YOU ARE AT:PolicyTrump administration nominates Simington to the FCC

Trump administration nominates Simington to the FCC

The Trump administration has settled on a new Republican nominee to the Federal Communications Commission: Nathan Simington, a telecom lawyer who has been holding a senior advisor position at the National Telecommunications and Information Administration since June.

In August, the administration abruptly yanked the nomination of FCC Commissioner Michael O’Rielly, who has served on the FCC since 2013, days after he expressed some reservations about free speech issues around the administration’s efforts to more strictly regulate the extent to which social media companies can censor content.

Large social media companies have long drawn conservative claims of censorship and have been the target of President Donald Trump’s ire of late, due to efforts by Twitter and Facebook to fact-check or even remove misinformation that the president tweets or which his campaign shares. On May 28, Trump issued an executive order to the Commerce Department to ask the FCC to review and “clarify” the section of law under which social media platforms are legally protected from liability for the content which their users post.

The FCC has since put up for public comment the petition for rulemaking that was submitted by the Department of Commerce, asking the FCC to reconsider the interpretation of Section 230 of the Communications Decency Act of 1996.
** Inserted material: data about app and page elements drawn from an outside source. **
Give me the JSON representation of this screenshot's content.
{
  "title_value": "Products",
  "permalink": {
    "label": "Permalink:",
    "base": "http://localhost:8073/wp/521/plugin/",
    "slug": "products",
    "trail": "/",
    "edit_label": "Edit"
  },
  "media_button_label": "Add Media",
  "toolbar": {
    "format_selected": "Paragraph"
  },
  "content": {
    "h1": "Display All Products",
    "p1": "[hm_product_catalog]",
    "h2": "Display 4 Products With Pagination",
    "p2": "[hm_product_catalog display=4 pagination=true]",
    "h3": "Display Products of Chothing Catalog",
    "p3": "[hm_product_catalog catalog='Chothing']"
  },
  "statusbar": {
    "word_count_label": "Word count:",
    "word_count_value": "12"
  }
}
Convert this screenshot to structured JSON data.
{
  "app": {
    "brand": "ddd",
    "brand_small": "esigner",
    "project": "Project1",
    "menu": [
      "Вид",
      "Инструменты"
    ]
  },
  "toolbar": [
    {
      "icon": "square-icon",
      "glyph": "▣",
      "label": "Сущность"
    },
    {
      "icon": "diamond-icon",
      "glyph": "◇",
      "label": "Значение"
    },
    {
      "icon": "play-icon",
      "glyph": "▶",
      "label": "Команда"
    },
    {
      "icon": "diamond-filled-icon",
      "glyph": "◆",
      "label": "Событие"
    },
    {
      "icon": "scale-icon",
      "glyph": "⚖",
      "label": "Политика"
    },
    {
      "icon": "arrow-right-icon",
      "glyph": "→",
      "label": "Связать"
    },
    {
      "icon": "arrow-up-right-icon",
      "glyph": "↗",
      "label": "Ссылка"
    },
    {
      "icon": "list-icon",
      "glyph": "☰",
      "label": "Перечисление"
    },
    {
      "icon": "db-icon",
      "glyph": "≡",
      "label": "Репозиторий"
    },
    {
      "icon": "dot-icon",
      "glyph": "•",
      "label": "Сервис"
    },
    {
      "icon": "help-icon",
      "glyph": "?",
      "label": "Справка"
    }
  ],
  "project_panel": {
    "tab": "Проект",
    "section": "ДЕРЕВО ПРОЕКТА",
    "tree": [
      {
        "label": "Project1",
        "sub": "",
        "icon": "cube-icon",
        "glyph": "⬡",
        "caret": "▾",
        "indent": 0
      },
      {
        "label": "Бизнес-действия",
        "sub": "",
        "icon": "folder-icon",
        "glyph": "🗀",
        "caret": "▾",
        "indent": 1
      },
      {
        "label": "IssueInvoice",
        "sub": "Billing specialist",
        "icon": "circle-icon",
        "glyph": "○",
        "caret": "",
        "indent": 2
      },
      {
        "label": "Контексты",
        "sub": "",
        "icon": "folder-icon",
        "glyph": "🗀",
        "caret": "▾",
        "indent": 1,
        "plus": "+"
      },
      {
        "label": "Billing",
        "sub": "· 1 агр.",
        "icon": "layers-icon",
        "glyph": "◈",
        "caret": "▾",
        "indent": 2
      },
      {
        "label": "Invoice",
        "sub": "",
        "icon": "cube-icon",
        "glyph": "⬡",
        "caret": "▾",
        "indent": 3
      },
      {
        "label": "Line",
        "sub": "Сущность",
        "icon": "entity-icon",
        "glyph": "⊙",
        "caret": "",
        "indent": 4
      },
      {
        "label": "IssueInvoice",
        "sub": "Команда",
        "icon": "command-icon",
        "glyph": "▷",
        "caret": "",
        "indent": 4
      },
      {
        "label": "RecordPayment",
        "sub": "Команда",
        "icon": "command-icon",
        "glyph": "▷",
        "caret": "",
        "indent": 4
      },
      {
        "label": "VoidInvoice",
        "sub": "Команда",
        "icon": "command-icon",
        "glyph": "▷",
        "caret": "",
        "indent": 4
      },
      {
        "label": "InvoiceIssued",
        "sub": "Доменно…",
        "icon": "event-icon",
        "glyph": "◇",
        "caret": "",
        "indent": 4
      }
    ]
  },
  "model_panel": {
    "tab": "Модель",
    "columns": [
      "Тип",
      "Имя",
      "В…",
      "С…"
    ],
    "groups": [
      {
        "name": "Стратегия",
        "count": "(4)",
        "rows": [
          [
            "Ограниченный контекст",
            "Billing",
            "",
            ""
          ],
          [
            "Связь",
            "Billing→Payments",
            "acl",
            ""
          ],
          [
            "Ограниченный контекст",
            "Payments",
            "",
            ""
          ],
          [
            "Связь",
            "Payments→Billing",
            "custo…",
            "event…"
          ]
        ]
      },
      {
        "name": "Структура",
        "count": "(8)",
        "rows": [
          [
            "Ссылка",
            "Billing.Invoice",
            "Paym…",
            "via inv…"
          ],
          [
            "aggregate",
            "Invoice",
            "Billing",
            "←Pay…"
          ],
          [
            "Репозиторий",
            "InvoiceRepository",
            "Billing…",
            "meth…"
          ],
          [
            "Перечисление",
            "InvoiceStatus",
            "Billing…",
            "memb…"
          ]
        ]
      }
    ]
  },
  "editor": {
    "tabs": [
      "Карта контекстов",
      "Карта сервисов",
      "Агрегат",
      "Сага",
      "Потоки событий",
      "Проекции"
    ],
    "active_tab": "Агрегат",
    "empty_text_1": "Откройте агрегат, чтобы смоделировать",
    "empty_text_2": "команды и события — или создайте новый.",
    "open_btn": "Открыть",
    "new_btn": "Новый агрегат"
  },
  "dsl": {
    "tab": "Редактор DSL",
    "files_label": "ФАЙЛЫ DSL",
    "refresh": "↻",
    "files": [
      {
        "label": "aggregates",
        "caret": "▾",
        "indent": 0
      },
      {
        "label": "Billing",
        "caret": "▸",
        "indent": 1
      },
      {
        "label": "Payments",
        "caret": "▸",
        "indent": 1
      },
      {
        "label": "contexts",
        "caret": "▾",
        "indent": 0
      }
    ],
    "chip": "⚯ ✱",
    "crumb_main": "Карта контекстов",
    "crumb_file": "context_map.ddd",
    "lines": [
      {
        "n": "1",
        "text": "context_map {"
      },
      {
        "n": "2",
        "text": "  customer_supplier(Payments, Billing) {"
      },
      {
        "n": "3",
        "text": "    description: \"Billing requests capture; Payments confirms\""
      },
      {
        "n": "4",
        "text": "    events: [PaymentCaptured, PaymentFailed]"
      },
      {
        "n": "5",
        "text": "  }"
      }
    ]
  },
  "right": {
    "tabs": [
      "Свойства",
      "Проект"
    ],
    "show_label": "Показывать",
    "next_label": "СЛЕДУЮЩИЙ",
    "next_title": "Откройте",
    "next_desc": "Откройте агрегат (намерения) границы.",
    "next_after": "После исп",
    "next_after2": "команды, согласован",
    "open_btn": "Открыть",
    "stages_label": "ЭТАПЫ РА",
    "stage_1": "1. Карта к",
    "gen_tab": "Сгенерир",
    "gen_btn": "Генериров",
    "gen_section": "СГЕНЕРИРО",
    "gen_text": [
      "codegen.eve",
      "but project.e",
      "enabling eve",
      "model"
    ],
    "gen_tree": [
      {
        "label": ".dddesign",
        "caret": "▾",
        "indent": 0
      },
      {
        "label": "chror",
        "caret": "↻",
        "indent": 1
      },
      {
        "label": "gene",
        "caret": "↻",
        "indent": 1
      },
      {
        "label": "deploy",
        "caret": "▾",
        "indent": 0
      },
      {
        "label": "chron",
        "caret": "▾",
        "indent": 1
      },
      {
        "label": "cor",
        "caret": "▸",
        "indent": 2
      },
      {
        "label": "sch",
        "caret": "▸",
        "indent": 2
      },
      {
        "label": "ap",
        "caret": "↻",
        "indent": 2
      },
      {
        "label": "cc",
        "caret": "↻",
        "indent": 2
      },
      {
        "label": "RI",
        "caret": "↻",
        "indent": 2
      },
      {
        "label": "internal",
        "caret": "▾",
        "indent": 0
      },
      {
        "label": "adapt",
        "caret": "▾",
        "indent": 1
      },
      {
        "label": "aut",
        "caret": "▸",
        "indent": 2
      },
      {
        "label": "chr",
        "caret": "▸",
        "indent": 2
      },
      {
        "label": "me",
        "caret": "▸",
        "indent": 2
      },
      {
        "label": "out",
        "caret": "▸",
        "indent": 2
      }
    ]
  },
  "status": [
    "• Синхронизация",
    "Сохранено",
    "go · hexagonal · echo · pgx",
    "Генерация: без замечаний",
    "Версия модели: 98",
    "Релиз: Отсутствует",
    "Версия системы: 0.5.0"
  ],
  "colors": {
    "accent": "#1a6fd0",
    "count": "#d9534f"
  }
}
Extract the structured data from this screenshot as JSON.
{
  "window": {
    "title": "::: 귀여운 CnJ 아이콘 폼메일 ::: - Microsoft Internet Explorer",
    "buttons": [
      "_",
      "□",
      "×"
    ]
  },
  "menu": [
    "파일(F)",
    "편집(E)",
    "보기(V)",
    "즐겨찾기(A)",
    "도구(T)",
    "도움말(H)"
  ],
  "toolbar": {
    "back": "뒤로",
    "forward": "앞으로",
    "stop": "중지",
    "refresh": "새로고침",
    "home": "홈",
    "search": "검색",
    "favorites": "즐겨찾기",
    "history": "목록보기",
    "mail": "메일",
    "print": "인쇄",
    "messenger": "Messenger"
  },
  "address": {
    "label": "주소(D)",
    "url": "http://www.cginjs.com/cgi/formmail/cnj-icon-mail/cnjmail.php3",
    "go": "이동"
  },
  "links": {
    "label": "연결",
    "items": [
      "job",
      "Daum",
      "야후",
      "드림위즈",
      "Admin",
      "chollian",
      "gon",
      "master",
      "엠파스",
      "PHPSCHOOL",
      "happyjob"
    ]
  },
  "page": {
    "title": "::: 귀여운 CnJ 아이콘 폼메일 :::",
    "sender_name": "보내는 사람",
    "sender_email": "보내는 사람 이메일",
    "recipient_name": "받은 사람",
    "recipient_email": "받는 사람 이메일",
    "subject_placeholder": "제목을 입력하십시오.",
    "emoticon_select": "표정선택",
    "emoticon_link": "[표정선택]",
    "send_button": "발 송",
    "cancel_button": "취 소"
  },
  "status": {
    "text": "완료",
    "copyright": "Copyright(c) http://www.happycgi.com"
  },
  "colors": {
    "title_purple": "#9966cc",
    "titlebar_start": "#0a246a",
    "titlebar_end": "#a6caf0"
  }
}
Simington, as reported by The Verge, “played a significant role in drafting” that petition. His LinkedIn profile describes his work at NTIA as focused on “spectrum allocation and internet freedom issues.” Before joining NTIA in June, he previously served as senior counsel at wireless distribution company Brightstar for three years.

If Simington’s nomination is approved, he would likely be a second vote in favor of reform of Section 230, which largely shields social media companies from liability for their users’ posts. At times, both Democrats and Republicans have offered support for reform of Section 230, although their reasoning for and approaches to such reform have differed.

Commissioner Brendan Carr, a Republican, has also publicly expressed his support for reform of Section 230,  writing in an op-ed in Newsweek that social media companies should be required, as Internet Service Providers are, to “provide detailed disclosures about any practices that would shape Internet traffic—from blocking to prioritizing or discriminating against content. Any violations of those disclosures are enforced by the Federal Trade Commission. The FCC and FTC should apply that same approach to Big Tech.” He also called for the FTC to vigorously “examine Internet companies and their commitments through the lens of the agency’s unfair or deceptive business practices authority.” In the same op-ed, he called fact-checkers that work with Facebook and Twitter “political actors” that “provide their take” on a user’s posts and said that users should be able to turn “bias filters” off. “Why not let the consumer decide? If you want MSNBC, Fox News or any other entity to filter your feed, click that box. If you want an unfiltered, Wild West timeline, choose that option,” Carr wrote.

O’Rielly congratulated Simington on his nomination, with a tweet offering “best wishes for a smooth confirmation process and successful term at the Commission.”

CTIA also congratulated Simington on this nomination, with CTIA President and CEO Meredith Attwell Baker saying in a statement that he “has a wide range of experience in the public and private sectors and strong knowledge of the wireless industry, which will be important as the FCC continues its work to help America lead the emerging 5G economy.”

ABOUT AUTHOR

Kelly Hill
Kelly Hill
Kelly reports on network test and measurement, as well as the use of big data and analytics. She first covered the wireless industry for RCR Wireless News in 2005, focusing on carriers and mobile virtual network operators, then took a few years’ hiatus and returned to RCR Wireless News to write about heterogeneous networks and network infrastructure. Kelly is an Ohio native with a masters degree in journalism from the University of California, Berkeley, where she focused on science writing and multimedia. She has written for the San Francisco Chronicle, The Oregonian and The Canton Repository. Follow her on Twitter: @khillrcr

Editorial Reports

White Papers

Webinars

Featured Content